Work instructions:
Word for word, repeat all of the entries.

BEGIN Provided data

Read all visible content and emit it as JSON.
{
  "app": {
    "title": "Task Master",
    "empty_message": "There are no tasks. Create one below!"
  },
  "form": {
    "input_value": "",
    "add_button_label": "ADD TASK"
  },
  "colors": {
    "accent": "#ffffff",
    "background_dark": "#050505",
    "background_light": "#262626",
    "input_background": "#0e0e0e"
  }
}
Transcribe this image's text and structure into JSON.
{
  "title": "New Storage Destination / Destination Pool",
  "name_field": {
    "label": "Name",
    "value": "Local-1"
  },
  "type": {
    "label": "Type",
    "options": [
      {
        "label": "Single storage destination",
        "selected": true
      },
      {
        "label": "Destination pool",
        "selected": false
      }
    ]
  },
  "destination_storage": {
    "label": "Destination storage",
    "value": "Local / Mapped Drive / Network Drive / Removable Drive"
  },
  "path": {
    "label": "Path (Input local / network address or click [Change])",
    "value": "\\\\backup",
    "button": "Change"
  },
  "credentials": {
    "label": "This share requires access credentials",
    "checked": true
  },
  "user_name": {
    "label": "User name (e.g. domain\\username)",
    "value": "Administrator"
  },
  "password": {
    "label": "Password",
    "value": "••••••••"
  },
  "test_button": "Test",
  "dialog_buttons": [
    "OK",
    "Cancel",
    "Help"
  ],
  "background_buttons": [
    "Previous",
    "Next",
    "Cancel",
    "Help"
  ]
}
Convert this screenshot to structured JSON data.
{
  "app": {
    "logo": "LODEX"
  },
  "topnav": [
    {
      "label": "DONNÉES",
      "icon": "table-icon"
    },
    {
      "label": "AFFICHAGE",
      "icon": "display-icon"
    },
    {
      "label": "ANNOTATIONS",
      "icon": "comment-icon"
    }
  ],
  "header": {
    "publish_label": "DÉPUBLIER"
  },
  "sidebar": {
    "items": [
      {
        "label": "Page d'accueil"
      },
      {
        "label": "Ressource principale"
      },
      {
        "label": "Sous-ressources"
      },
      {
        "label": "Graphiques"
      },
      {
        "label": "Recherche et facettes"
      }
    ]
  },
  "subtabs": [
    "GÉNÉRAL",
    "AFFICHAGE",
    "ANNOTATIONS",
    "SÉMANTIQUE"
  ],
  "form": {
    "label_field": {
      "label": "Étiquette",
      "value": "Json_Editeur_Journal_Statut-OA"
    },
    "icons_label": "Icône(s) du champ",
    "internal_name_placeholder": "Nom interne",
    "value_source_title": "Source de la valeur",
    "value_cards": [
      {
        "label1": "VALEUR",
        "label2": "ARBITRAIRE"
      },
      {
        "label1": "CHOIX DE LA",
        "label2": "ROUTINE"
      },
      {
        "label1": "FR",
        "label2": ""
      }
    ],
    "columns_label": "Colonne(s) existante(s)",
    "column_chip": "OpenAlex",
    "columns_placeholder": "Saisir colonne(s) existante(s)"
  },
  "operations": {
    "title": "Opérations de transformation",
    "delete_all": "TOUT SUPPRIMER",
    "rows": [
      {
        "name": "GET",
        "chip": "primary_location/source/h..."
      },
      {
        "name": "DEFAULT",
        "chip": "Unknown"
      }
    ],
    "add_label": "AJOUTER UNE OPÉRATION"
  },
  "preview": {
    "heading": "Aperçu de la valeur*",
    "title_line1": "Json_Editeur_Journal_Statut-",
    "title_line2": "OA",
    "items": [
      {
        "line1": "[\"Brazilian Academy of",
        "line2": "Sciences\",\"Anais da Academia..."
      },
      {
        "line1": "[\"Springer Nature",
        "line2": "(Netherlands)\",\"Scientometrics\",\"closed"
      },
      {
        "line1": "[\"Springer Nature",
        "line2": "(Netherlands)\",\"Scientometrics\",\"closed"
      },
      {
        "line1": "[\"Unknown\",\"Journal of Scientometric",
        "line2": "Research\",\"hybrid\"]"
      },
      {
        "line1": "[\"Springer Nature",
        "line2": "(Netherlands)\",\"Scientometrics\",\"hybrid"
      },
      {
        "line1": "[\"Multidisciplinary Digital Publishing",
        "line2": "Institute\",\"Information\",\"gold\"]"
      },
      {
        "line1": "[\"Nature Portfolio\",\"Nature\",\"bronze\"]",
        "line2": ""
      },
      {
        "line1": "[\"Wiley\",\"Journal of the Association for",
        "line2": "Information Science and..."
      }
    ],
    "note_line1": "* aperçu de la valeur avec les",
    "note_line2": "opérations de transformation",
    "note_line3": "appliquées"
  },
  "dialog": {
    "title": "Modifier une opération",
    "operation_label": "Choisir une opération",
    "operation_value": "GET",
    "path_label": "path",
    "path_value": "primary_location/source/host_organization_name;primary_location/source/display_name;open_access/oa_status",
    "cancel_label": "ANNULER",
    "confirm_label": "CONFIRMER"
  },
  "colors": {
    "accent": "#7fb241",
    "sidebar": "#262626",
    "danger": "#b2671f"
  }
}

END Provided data

Response area:
Read all visible content and emit it as JSON.
{
  "app": {
    "title": "Task Master",
    "empty_message": "There are no tasks. Create one below!"
  },
  "form": {
    "input_value": "",
    "add_button_label": "ADD TASK"
  },
  "colors": {
    "accent": "#ffffff",
    "background_dark": "#050505",
    "background_light": "#262626",
    "input_background": "#0e0e0e"
  }
}
Transcribe this image's text and structure into JSON.
{
  "title": "New Storage Destination / Destination Pool",
  "name_field": {
    "label": "Name",
    "value": "Local-1"
  },
  "type": {
    "label": "Type",
    "options": [
      {
        "label": "Single storage destination",
        "selected": true
      },
      {
        "label": "Destination pool",
        "selected": false
      }
    ]
  },
  "destination_storage": {
    "label": "Destination storage",
    "value": "Local / Mapped Drive / Network Drive / Removable Drive"
  },
  "path": {
    "label": "Path (Input local / network address or click [Change])",
    "value": "\\\\backup",
    "button": "Change"
  },
  "credentials": {
    "label": "This share requires access credentials",
    "checked": true
  },
  "user_name": {
    "label": "User name (e.g. domain\\username)",
    "value": "Administrator"
  },
  "password": {
    "label": "Password",
    "value": "••••••••"
  },
  "test_button": "Test",
  "dialog_buttons": [
    "OK",
    "Cancel",
    "Help"
  ],
  "background_buttons": [
    "Previous",
    "Next",
    "Cancel",
    "Help"
  ]
}
Convert this screenshot to structured JSON data.
{
  "app": {
    "logo": "LODEX"
  },
  "topnav": [
    {
      "label": "DONNÉES",
      "icon": "table-icon"
    },
    {
      "label": "AFFICHAGE",
      "icon": "display-icon"
    },
    {
      "label": "ANNOTATIONS",
      "icon": "comment-icon"
    }
  ],
  "header": {
    "publish_label": "DÉPUBLIER"
  },
  "sidebar": {
    "items": [
      {
        "label": "Page d'accueil"
      },
      {
        "label": "Ressource principale"
      },
      {
        "label": "Sous-ressources"
      },
      {
        "label": "Graphiques"
      },
      {
        "label": "Recherche et facettes"
      }
    ]
  },
  "subtabs": [
    "GÉNÉRAL",
    "AFFICHAGE",
    "ANNOTATIONS",
    "SÉMANTIQUE"
  ],
  "form": {
    "label_field": {
      "label": "Étiquette",
      "value": "Json_Editeur_Journal_Statut-OA"
    },
    "icons_label": "Icône(s) du champ",
    "internal_name_placeholder": "Nom interne",
    "value_source_title": "Source de la valeur",
    "value_cards": [
      {
        "label1": "VALEUR",
        "label2": "ARBITRAIRE"
      },
      {
        "label1": "CHOIX DE LA",
        "label2": "ROUTINE"
      },
      {
        "label1": "FR",
        "label2": ""
      }
    ],
    "columns_label": "Colonne(s) existante(s)",
    "column_chip": "OpenAlex",
    "columns_placeholder": "Saisir colonne(s) existante(s)"
  },
  "operations": {
    "title": "Opérations de transformation",
    "delete_all": "TOUT SUPPRIMER",
    "rows": [
      {
        "name": "GET",
        "chip": "primary_location/source/h..."
      },
      {
        "name": "DEFAULT",
        "chip": "Unknown"
      }
    ],
    "add_label": "AJOUTER UNE OPÉRATION"
  },
  "preview": {
    "heading": "Aperçu de la valeur*",
    "title_line1": "Json_Editeur_Journal_Statut-",
    "title_line2": "OA",
    "items": [
      {
        "line1": "[\"Brazilian Academy of",
        "line2": "Sciences\",\"Anais da Academia..."
      },
      {
        "line1": "[\"Springer Nature",
        "line2": "(Netherlands)\",\"Scientometrics\",\"closed"
      },
      {
        "line1": "[\"Springer Nature",
        "line2": "(Netherlands)\",\"Scientometrics\",\"closed"
      },
      {
        "line1": "[\"Unknown\",\"Journal of Scientometric",
        "line2": "Research\",\"hybrid\"]"
      },
      {
        "line1": "[\"Springer Nature",
        "line2": "(Netherlands)\",\"Scientometrics\",\"hybrid"
      },
      {
        "line1": "[\"Multidisciplinary Digital Publishing",
        "line2": "Institute\",\"Information\",\"gold\"]"
      },
      {
        "line1": "[\"Nature Portfolio\",\"Nature\",\"bronze\"]",
        "line2": ""
      },
      {
        "line1": "[\"Wiley\",\"Journal of the Association for",
        "line2": "Information Science and..."
      }
    ],
    "note_line1": "* aperçu de la valeur avec les",
    "note_line2": "opérations de transformation",
    "note_line3": "appliquées"
  },
  "dialog": {
    "title": "Modifier une opération",
    "operation_label": "Choisir une opération",
    "operation_value": "GET",
    "path_label": "path",
    "path_value": "primary_location/source/host_organization_name;primary_location/source/display_name;open_access/oa_status",
    "cancel_label": "ANNULER",
    "confirm_label": "CONFIRMER"
  },
  "colors": {
    "accent": "#7fb241",
    "sidebar": "#262626",
    "danger": "#b2671f"
  }
}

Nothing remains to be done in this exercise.